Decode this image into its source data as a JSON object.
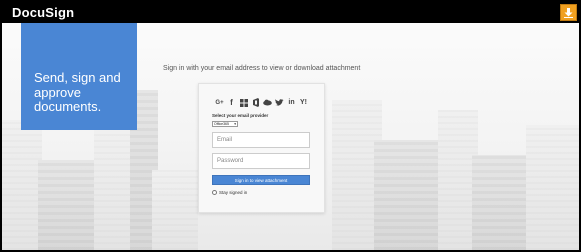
{
  "header": {
    "logo_text": "DocuSign",
    "download_icon": "download-arrow-icon",
    "download_color": "#f0a020"
  },
  "promo": {
    "text": "Send, sign and approve documents.",
    "color": "#4a86d4"
  },
  "instruction": "Sign in with your email address to view or download attachment",
  "providers": {
    "icons": [
      "google-plus-icon",
      "facebook-icon",
      "windows-icon",
      "office-icon",
      "cloud-icon",
      "twitter-icon",
      "linkedin-icon",
      "yahoo-icon"
    ],
    "label": "Select your email provider",
    "selected": "Office365"
  },
  "form": {
    "email_placeholder": "Email",
    "password_placeholder": "Password",
    "submit_label": "Sign in to view attachment",
    "stay_label": "Stay signed in"
  }
}
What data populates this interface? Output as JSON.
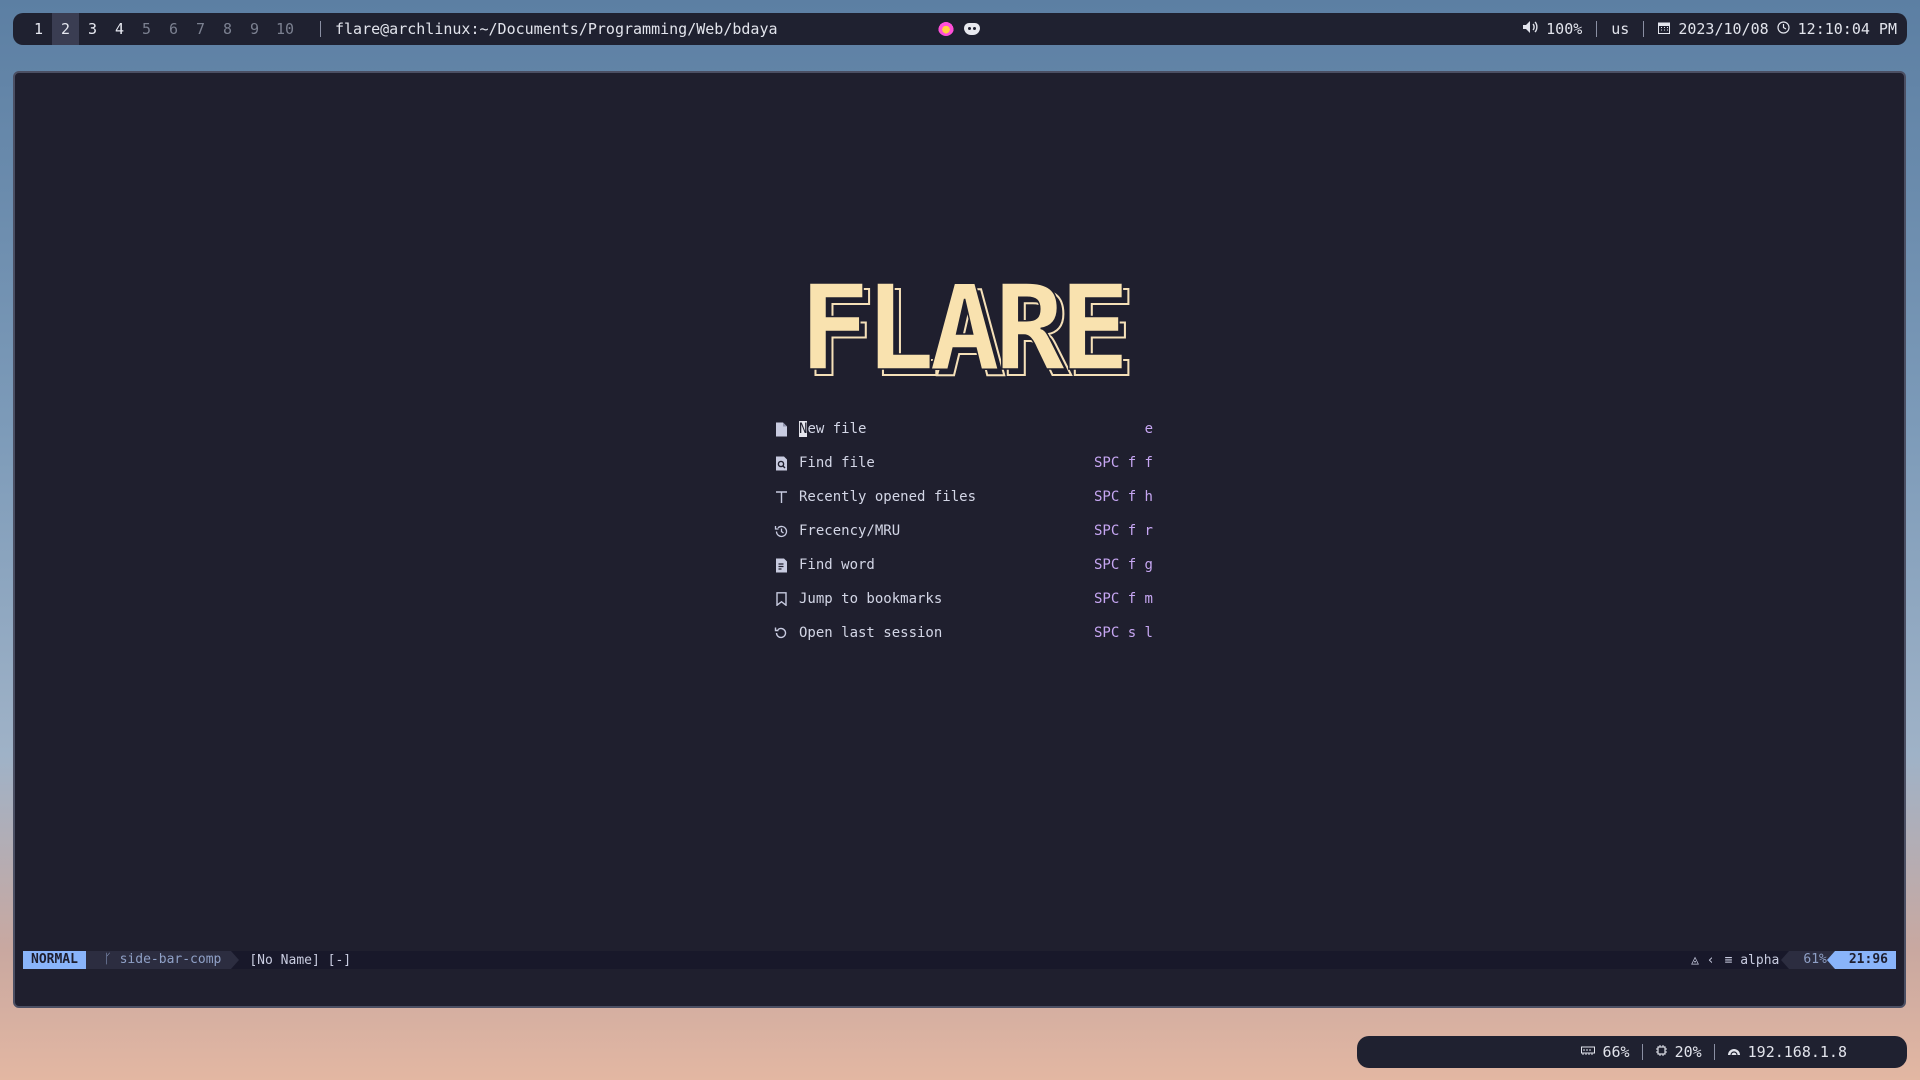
{
  "topbar": {
    "workspaces": [
      "1",
      "2",
      "3",
      "4",
      "5",
      "6",
      "7",
      "8",
      "9",
      "10"
    ],
    "window_title": "flare@archlinux:~/Documents/Programming/Web/bdaya",
    "volume": "100%",
    "layout": "us",
    "date": "2023/10/08",
    "time": "12:10:04 PM"
  },
  "dashboard": {
    "logo_text": "FLARE",
    "menu": [
      {
        "icon": "file-icon",
        "label": "New file",
        "shortcut": "e"
      },
      {
        "icon": "find-file-icon",
        "label": "Find file",
        "shortcut": "SPC f f"
      },
      {
        "icon": "recent-icon",
        "label": "Recently opened files",
        "shortcut": "SPC f h"
      },
      {
        "icon": "history-icon",
        "label": "Frecency/MRU",
        "shortcut": "SPC f r"
      },
      {
        "icon": "find-word-icon",
        "label": "Find word",
        "shortcut": "SPC f g"
      },
      {
        "icon": "bookmark-icon",
        "label": "Jump to bookmarks",
        "shortcut": "SPC f m"
      },
      {
        "icon": "session-icon",
        "label": "Open last session",
        "shortcut": "SPC s l"
      }
    ]
  },
  "statusline": {
    "mode": "NORMAL",
    "branch": "side-bar-comp",
    "file": "[No Name] [-]",
    "filetype": "alpha",
    "percent": "61%",
    "position": "21:96"
  },
  "bottombar": {
    "memory": "66%",
    "cpu": "20%",
    "ip": "192.168.1.8"
  }
}
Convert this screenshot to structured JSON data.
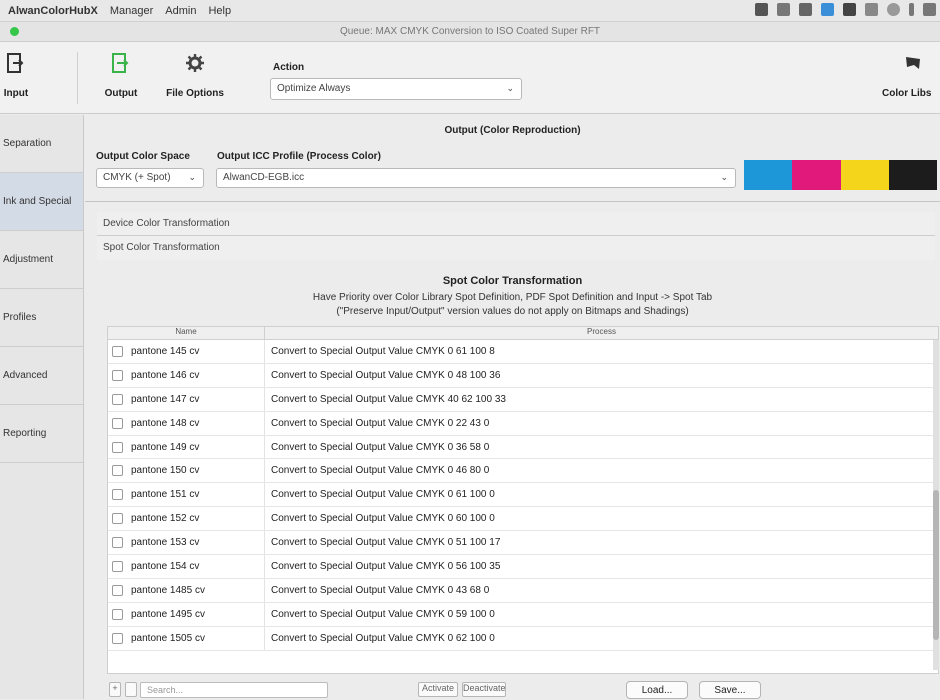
{
  "menubar": {
    "app_name": "AlwanColorHubX",
    "items": [
      "Manager",
      "Admin",
      "Help"
    ]
  },
  "window": {
    "title": "Queue: MAX CMYK Conversion to ISO Coated Super RFT"
  },
  "toolbar": {
    "input_label": "Input",
    "output_label": "Output",
    "file_options_label": "File Options",
    "action_label": "Action",
    "action_value": "Optimize Always",
    "color_libs_label": "Color Libs"
  },
  "sidebar": {
    "items": [
      {
        "label": "Separation"
      },
      {
        "label": "Ink and Special"
      },
      {
        "label": "Adjustment"
      },
      {
        "label": "Profiles"
      },
      {
        "label": "Advanced"
      },
      {
        "label": "Reporting"
      }
    ]
  },
  "output": {
    "section_title": "Output (Color Reproduction)",
    "color_space_label": "Output Color Space",
    "color_space_value": "CMYK (+ Spot)",
    "profile_label": "Output ICC Profile (Process Color)",
    "profile_value": "AlwanCD-EGB.icc",
    "swatches": [
      "#1e97d8",
      "#e0197a",
      "#f5d51b",
      "#1c1c1c"
    ]
  },
  "sections": {
    "device_transform": "Device Color Transformation",
    "spot_transform": "Spot Color Transformation"
  },
  "spot": {
    "title": "Spot Color Transformation",
    "subtitle1": "Have Priority over Color Library Spot Definition, PDF Spot Definition and Input -> Spot Tab",
    "subtitle2": "(\"Preserve Input/Output\" version values do not apply on Bitmaps and Shadings)"
  },
  "table": {
    "col_name": "Name",
    "col_process": "Process",
    "rows": [
      {
        "name": "pantone 145 cv",
        "process": "Convert to Special Output Value CMYK 0 61 100 8"
      },
      {
        "name": "pantone 146 cv",
        "process": "Convert to Special Output Value CMYK 0 48 100 36"
      },
      {
        "name": "pantone 147 cv",
        "process": "Convert to Special Output Value CMYK 40 62 100 33"
      },
      {
        "name": "pantone 148 cv",
        "process": "Convert to Special Output Value CMYK 0 22 43 0"
      },
      {
        "name": "pantone 149 cv",
        "process": "Convert to Special Output Value CMYK 0 36 58 0"
      },
      {
        "name": "pantone 150 cv",
        "process": "Convert to Special Output Value CMYK 0 46 80 0"
      },
      {
        "name": "pantone 151 cv",
        "process": "Convert to Special Output Value CMYK 0 61 100 0"
      },
      {
        "name": "pantone 152 cv",
        "process": "Convert to Special Output Value CMYK 0 60 100 0"
      },
      {
        "name": "pantone 153 cv",
        "process": "Convert to Special Output Value CMYK 0 51 100 17"
      },
      {
        "name": "pantone 154 cv",
        "process": "Convert to Special Output Value CMYK 0 56 100 35"
      },
      {
        "name": "pantone 1485 cv",
        "process": "Convert to Special Output Value CMYK 0 43 68 0"
      },
      {
        "name": "pantone 1495 cv",
        "process": "Convert to Special Output Value CMYK 0 59 100 0"
      },
      {
        "name": "pantone 1505 cv",
        "process": "Convert to Special Output Value CMYK 0 62 100 0"
      }
    ]
  },
  "footer": {
    "search_placeholder": "Search...",
    "activate_label": "Activate",
    "deactivate_label": "Deactivate",
    "load_label": "Load...",
    "save_label": "Save..."
  }
}
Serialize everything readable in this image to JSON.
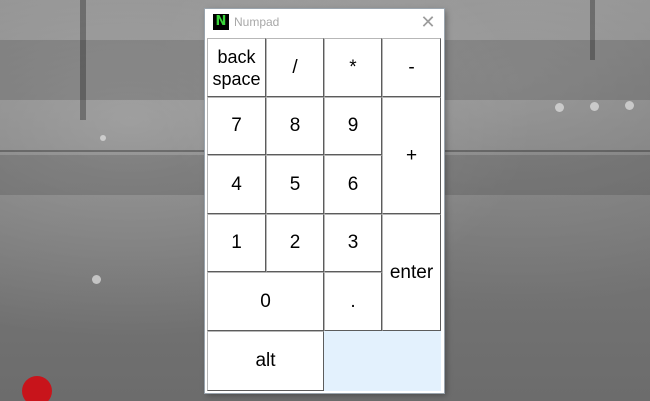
{
  "window": {
    "title": "Numpad",
    "icon_letter": "N",
    "close_symbol": "✕",
    "icon": "numpad-app-icon",
    "accent_color": "#39d339",
    "pad_background": "#e3f1fd"
  },
  "keys": {
    "backspace": "back space",
    "divide": "/",
    "multiply": "*",
    "minus": "-",
    "seven": "7",
    "eight": "8",
    "nine": "9",
    "plus": "+",
    "four": "4",
    "five": "5",
    "six": "6",
    "one": "1",
    "two": "2",
    "three": "3",
    "enter": "enter",
    "zero": "0",
    "decimal": ".",
    "alt": "alt"
  }
}
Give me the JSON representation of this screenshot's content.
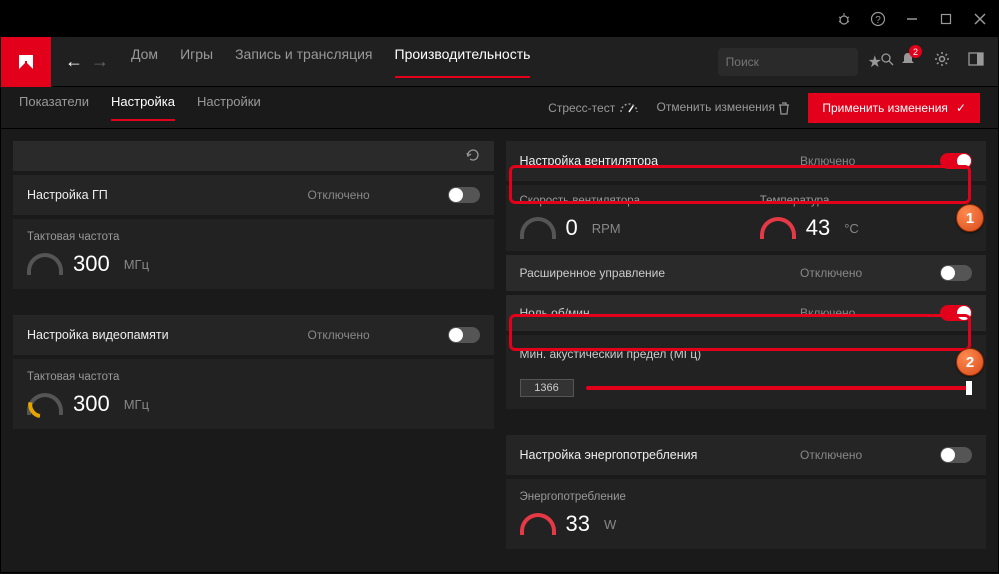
{
  "titlebar": {
    "bug": "⚙",
    "help": "?"
  },
  "topnav": {
    "items": [
      "Дом",
      "Игры",
      "Запись и трансляция",
      "Производительность"
    ],
    "active": 3
  },
  "search": {
    "placeholder": "Поиск"
  },
  "bell_badge": "2",
  "subtabs": {
    "items": [
      "Показатели",
      "Настройка",
      "Настройки"
    ],
    "active": 1
  },
  "subactions": {
    "stress": "Стресс-тест",
    "revert": "Отменить изменения",
    "apply": "Применить изменения"
  },
  "left": {
    "gpu": {
      "title": "Настройка ГП",
      "state": "Отключено"
    },
    "clock": {
      "label": "Тактовая частота",
      "value": "300",
      "unit": "МГц"
    },
    "vram": {
      "title": "Настройка видеопамяти",
      "state": "Отключено"
    },
    "vclock": {
      "label": "Тактовая частота",
      "value": "300",
      "unit": "МГц"
    }
  },
  "right": {
    "fan": {
      "title": "Настройка вентилятора",
      "state": "Включено"
    },
    "speed": {
      "label": "Скорость вентилятора",
      "value": "0",
      "unit": "RPM"
    },
    "temp": {
      "label": "Температура",
      "value": "43",
      "unit": "°C"
    },
    "advanced": {
      "label": "Расширенное управление",
      "state": "Отключено"
    },
    "zerorpm": {
      "label": "Ноль об/мин",
      "state": "Включено"
    },
    "acoustic": {
      "label": "Мин. акустический предел (МГц)",
      "value": "1366"
    },
    "power": {
      "title": "Настройка энергопотребления",
      "state": "Отключено"
    },
    "powerval": {
      "label": "Энергопотребление",
      "value": "33",
      "unit": "W"
    }
  },
  "badges": {
    "b1": "1",
    "b2": "2"
  }
}
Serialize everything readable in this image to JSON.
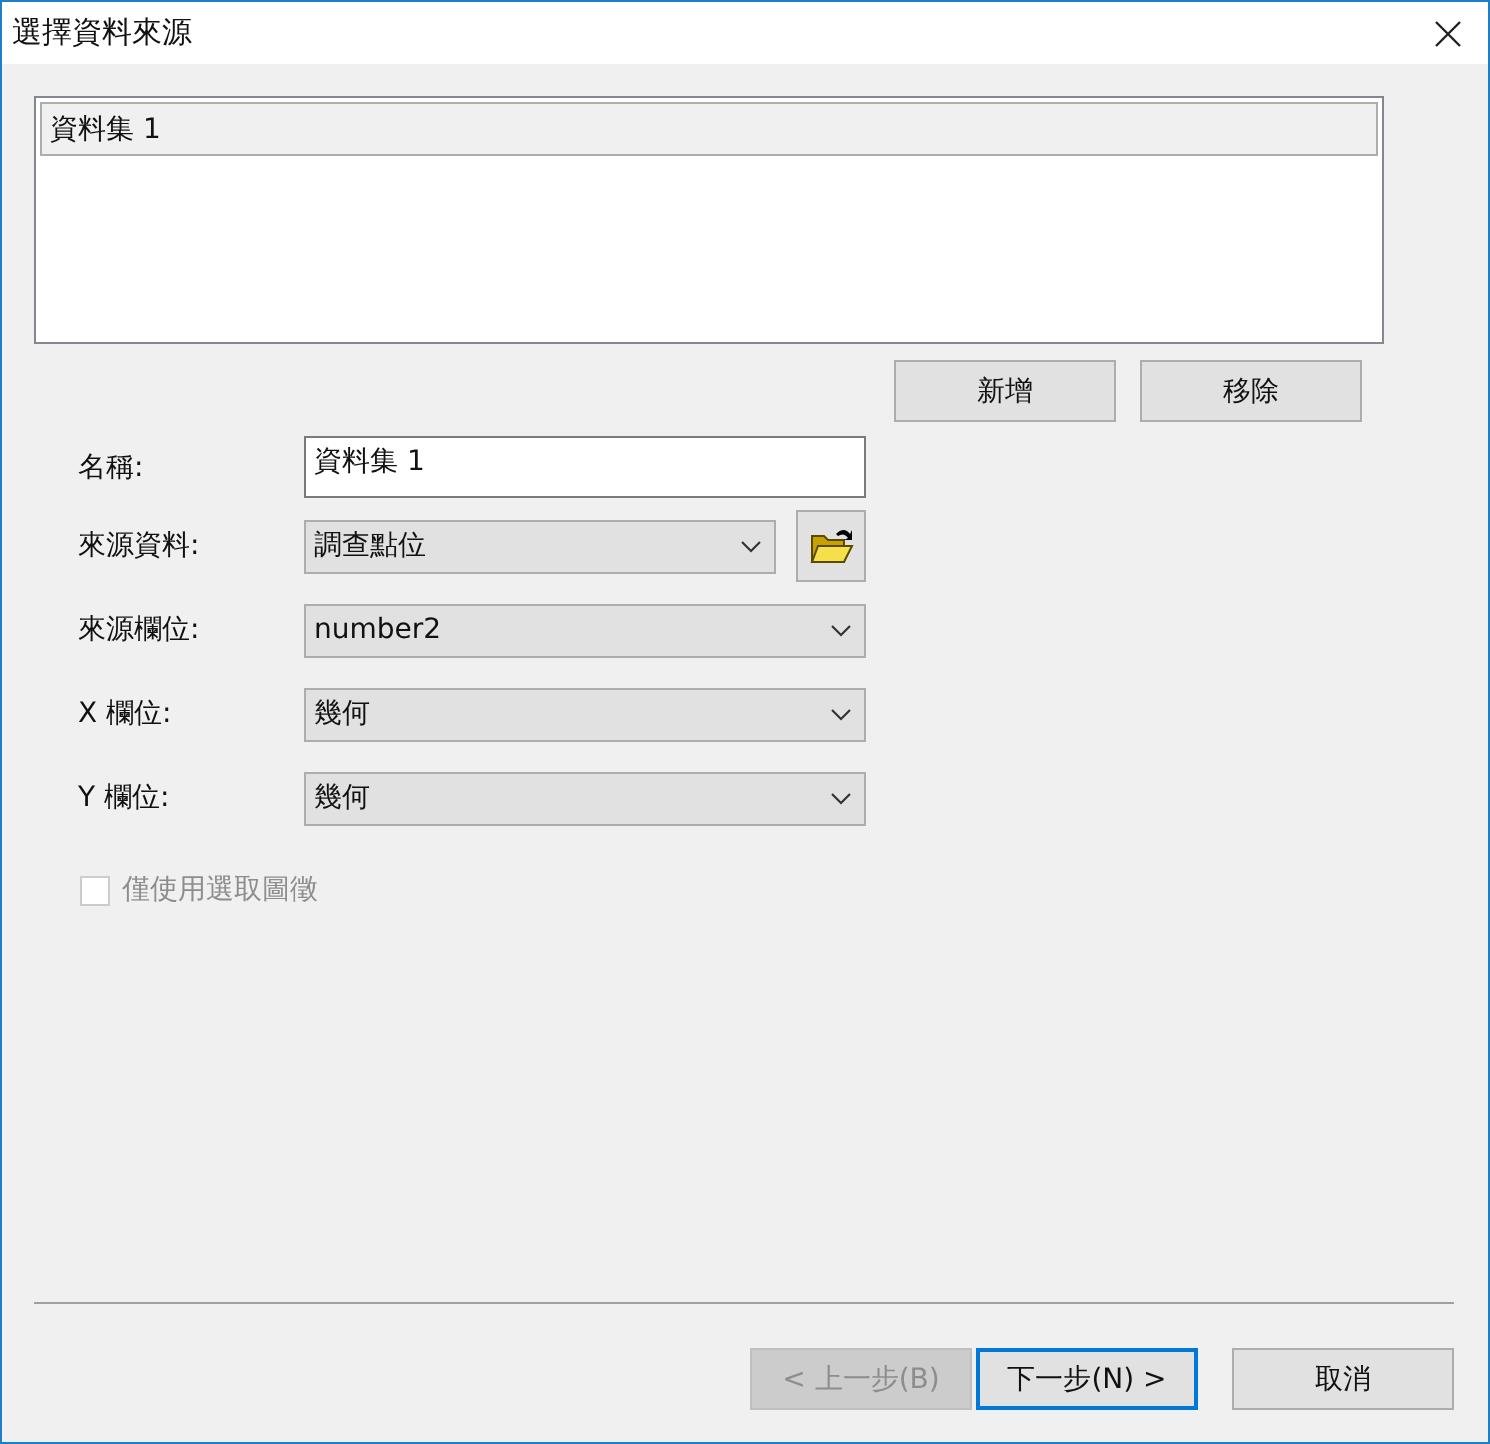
{
  "window": {
    "title": "選擇資料來源"
  },
  "datasets": [
    {
      "label": "資料集 1",
      "selected": true
    }
  ],
  "list_buttons": [
    "新增",
    "移除"
  ],
  "fields": [
    {
      "kind": "text",
      "label": "名稱:",
      "value": "資料集 1"
    },
    {
      "kind": "select_browse",
      "label": "來源資料:",
      "value": "調查點位"
    },
    {
      "kind": "select",
      "label": "來源欄位:",
      "value": "number2"
    },
    {
      "kind": "select",
      "label": "X 欄位:",
      "value": "幾何"
    },
    {
      "kind": "select",
      "label": "Y 欄位:",
      "value": "幾何"
    }
  ],
  "option": {
    "label": "僅使用選取圖徵",
    "checked": false,
    "disabled": true
  },
  "footer_buttons": [
    {
      "label": "< 上一步(B)",
      "disabled": true,
      "default": false
    },
    {
      "label": "下一步(N) >",
      "disabled": false,
      "default": true
    },
    {
      "label": "取消",
      "disabled": false,
      "default": false
    }
  ]
}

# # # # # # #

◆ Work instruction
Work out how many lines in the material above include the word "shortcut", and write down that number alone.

◆ Task result
7